**EXERCISE**
Which lines mention "icon"? Show each one from the listing.

**RECORDS SUPPLIED**

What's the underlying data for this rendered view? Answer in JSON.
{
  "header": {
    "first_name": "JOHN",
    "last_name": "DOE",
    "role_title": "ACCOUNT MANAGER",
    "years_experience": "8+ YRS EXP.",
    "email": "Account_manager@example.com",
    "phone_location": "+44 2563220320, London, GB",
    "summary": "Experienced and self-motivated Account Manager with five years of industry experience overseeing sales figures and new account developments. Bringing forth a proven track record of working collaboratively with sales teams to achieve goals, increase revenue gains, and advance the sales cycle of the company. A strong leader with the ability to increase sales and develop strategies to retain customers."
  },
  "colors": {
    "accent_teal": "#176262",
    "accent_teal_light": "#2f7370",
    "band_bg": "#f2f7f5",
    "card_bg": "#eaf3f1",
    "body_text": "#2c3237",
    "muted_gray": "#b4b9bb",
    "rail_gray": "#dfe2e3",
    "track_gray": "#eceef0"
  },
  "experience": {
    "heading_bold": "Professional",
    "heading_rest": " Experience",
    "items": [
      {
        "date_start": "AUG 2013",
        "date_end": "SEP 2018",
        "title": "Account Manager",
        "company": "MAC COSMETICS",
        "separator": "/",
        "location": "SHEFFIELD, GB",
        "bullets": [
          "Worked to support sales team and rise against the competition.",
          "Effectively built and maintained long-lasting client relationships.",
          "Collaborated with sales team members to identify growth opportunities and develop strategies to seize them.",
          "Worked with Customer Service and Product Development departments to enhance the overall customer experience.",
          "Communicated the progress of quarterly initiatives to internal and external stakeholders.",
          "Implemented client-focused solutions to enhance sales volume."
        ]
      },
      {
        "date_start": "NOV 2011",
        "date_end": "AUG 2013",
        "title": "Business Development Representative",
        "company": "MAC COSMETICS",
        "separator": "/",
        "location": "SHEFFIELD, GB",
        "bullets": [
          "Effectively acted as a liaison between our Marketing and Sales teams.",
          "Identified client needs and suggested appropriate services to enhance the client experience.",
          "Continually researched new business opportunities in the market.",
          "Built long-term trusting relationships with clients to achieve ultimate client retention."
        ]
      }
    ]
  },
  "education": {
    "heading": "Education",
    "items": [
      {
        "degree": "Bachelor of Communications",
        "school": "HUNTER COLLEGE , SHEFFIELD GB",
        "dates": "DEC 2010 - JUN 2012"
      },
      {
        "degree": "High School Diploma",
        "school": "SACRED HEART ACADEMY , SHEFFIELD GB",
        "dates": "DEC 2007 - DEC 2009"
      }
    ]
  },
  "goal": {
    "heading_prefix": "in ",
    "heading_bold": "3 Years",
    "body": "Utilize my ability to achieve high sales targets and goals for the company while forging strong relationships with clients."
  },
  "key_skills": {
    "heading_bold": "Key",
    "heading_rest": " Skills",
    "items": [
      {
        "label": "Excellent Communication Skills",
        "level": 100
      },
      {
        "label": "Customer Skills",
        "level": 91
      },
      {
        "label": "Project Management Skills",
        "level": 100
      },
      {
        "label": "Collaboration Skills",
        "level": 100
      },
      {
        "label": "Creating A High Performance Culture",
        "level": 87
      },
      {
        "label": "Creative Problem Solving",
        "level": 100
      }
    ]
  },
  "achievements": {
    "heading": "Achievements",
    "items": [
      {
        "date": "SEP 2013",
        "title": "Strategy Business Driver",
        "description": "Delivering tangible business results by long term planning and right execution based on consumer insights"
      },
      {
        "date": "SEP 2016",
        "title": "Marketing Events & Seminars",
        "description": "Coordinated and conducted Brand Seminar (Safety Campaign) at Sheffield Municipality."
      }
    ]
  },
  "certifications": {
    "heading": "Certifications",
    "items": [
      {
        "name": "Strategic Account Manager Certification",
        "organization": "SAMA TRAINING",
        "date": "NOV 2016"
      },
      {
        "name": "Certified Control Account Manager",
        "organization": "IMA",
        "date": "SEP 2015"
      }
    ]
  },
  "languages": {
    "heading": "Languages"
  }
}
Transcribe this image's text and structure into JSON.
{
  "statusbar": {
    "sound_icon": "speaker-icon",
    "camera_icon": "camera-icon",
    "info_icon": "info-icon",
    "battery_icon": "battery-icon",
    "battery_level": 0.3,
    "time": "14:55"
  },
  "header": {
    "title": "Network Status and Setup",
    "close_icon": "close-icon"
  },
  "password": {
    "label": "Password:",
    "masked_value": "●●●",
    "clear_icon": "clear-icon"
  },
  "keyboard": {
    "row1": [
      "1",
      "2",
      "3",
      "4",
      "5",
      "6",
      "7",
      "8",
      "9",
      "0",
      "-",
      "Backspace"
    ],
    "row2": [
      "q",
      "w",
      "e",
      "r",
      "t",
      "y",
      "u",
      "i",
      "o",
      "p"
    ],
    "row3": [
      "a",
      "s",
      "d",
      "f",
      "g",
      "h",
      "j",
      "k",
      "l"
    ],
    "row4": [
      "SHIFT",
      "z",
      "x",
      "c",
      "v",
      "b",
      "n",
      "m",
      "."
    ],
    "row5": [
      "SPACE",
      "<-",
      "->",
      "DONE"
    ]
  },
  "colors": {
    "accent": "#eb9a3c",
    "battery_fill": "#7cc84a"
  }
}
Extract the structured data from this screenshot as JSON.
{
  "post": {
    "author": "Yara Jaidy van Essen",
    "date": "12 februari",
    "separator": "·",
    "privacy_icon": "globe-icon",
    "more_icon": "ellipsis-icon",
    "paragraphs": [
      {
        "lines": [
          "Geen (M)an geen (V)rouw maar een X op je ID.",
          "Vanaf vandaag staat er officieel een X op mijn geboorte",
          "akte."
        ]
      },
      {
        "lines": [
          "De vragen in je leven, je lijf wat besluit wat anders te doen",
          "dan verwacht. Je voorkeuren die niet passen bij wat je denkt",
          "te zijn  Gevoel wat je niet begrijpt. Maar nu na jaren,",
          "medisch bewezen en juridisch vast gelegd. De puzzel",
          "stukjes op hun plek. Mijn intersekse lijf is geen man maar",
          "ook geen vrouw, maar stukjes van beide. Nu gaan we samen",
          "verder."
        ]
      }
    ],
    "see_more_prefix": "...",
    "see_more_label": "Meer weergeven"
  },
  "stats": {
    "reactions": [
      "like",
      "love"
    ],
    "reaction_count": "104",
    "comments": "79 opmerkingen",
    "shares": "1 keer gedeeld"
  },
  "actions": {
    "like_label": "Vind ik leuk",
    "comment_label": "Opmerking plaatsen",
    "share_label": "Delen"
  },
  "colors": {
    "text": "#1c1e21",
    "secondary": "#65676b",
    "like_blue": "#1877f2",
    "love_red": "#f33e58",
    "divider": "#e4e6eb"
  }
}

**YOUR SOLUTION**
    "sound_icon": "speaker-icon",
    "camera_icon": "camera-icon",
    "info_icon": "info-icon",
    "battery_icon": "battery-icon",
    "close_icon": "close-icon"
    "clear_icon": "clear-icon"
    "privacy_icon": "globe-icon",
    "more_icon": "ellipsis-icon",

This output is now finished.